(Element data from apps and pages)

_____

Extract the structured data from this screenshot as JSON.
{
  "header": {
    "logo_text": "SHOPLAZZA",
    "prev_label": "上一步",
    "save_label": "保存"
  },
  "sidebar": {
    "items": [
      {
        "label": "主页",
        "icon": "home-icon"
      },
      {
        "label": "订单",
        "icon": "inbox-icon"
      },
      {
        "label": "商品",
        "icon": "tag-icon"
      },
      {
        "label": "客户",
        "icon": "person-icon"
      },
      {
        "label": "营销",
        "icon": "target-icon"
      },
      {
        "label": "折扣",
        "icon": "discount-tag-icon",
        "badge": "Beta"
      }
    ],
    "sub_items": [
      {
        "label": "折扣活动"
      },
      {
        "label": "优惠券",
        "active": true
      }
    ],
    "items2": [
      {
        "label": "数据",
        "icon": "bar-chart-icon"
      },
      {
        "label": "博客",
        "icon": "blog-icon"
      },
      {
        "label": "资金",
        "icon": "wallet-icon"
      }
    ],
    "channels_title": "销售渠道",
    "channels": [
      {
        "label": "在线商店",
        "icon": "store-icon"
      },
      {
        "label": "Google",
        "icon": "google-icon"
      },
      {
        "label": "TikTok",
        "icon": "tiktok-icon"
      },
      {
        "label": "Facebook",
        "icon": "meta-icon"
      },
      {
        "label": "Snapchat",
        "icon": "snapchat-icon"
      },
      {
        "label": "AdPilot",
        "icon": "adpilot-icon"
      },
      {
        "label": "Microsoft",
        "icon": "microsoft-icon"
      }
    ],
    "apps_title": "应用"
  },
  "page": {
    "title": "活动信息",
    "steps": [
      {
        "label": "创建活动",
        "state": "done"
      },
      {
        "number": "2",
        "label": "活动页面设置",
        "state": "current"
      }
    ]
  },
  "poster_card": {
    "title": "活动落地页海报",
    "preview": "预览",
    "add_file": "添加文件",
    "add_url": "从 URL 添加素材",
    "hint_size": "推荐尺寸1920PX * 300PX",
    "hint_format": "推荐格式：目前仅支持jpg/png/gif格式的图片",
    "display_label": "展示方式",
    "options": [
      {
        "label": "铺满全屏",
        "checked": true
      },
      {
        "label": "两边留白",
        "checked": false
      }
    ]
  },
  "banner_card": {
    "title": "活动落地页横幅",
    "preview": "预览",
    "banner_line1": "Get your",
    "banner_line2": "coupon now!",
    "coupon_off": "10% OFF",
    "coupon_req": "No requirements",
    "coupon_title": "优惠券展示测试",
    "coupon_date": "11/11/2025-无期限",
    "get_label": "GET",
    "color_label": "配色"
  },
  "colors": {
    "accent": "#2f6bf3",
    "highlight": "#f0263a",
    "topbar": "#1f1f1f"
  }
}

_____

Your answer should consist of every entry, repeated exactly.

- Completed task
Extract the structured data from this screenshot as JSON.
{
  "header": {
    "logo_text": "SHOPLAZZA",
    "prev_label": "上一步",
    "save_label": "保存"
  },
  "sidebar": {
    "items": [
      {
        "label": "主页",
        "icon": "home-icon"
      },
      {
        "label": "订单",
        "icon": "inbox-icon"
      },
      {
        "label": "商品",
        "icon": "tag-icon"
      },
      {
        "label": "客户",
        "icon": "person-icon"
      },
      {
        "label": "营销",
        "icon": "target-icon"
      },
      {
        "label": "折扣",
        "icon": "discount-tag-icon",
        "badge": "Beta"
      }
    ],
    "sub_items": [
      {
        "label": "折扣活动"
      },
      {
        "label": "优惠券",
        "active": true
      }
    ],
    "items2": [
      {
        "label": "数据",
        "icon": "bar-chart-icon"
      },
      {
        "label": "博客",
        "icon": "blog-icon"
      },
      {
        "label": "资金",
        "icon": "wallet-icon"
      }
    ],
    "channels_title": "销售渠道",
    "channels": [
      {
        "label": "在线商店",
        "icon": "store-icon"
      },
      {
        "label": "Google",
        "icon": "google-icon"
      },
      {
        "label": "TikTok",
        "icon": "tiktok-icon"
      },
      {
        "label": "Facebook",
        "icon": "meta-icon"
      },
      {
        "label": "Snapchat",
        "icon": "snapchat-icon"
      },
      {
        "label": "AdPilot",
        "icon": "adpilot-icon"
      },
      {
        "label": "Microsoft",
        "icon": "microsoft-icon"
      }
    ],
    "apps_title": "应用"
  },
  "page": {
    "title": "活动信息",
    "steps": [
      {
        "label": "创建活动",
        "state": "done"
      },
      {
        "number": "2",
        "label": "活动页面设置",
        "state": "current"
      }
    ]
  },
  "poster_card": {
    "title": "活动落地页海报",
    "preview": "预览",
    "add_file": "添加文件",
    "add_url": "从 URL 添加素材",
    "hint_size": "推荐尺寸1920PX * 300PX",
    "hint_format": "推荐格式：目前仅支持jpg/png/gif格式的图片",
    "display_label": "展示方式",
    "options": [
      {
        "label": "铺满全屏",
        "checked": true
      },
      {
        "label": "两边留白",
        "checked": false
      }
    ]
  },
  "banner_card": {
    "title": "活动落地页横幅",
    "preview": "预览",
    "banner_line1": "Get your",
    "banner_line2": "coupon now!",
    "coupon_off": "10% OFF",
    "coupon_req": "No requirements",
    "coupon_title": "优惠券展示测试",
    "coupon_date": "11/11/2025-无期限",
    "get_label": "GET",
    "color_label": "配色"
  },
  "colors": {
    "accent": "#2f6bf3",
    "highlight": "#f0263a",
    "topbar": "#1f1f1f"
  }
}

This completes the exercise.